● **Task directions**
In the material below, the lines containing the word "Google" are required; copy each of them.

● **Records to process**
━━━━━━━━━━━━━━━━━━━━━━━━━━━━━━

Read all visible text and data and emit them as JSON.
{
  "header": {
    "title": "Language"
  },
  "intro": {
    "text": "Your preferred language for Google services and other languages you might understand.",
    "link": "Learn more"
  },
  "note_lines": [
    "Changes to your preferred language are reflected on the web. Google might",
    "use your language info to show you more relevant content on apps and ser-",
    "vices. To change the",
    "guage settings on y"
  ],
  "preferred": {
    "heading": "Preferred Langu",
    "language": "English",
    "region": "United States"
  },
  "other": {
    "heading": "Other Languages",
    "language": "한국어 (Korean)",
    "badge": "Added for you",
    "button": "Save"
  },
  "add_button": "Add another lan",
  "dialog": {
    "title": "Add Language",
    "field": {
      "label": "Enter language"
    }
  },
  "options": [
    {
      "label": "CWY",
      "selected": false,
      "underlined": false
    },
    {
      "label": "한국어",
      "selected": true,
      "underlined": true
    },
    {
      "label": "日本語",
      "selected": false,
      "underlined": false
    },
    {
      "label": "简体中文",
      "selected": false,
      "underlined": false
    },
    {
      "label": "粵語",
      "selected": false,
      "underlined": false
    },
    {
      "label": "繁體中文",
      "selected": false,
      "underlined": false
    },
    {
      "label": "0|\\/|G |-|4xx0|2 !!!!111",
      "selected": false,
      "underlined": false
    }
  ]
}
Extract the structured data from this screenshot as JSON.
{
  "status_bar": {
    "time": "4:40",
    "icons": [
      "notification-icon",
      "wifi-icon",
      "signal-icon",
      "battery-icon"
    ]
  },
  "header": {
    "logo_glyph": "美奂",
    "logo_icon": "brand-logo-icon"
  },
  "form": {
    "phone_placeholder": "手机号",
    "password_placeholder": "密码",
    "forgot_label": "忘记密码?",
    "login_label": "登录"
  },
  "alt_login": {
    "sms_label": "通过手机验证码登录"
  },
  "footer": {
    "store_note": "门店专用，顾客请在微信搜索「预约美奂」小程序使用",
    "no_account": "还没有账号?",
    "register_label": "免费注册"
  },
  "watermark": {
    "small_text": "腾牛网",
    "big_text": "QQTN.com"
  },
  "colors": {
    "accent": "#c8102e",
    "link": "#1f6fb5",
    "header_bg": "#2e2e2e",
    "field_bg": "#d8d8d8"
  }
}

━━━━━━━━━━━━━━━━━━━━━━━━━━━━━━

● **Result of the exercise**
    "text": "Your preferred language for Google services and other languages you might understand.",
    "Changes to your preferred language are reflected on the web. Google might",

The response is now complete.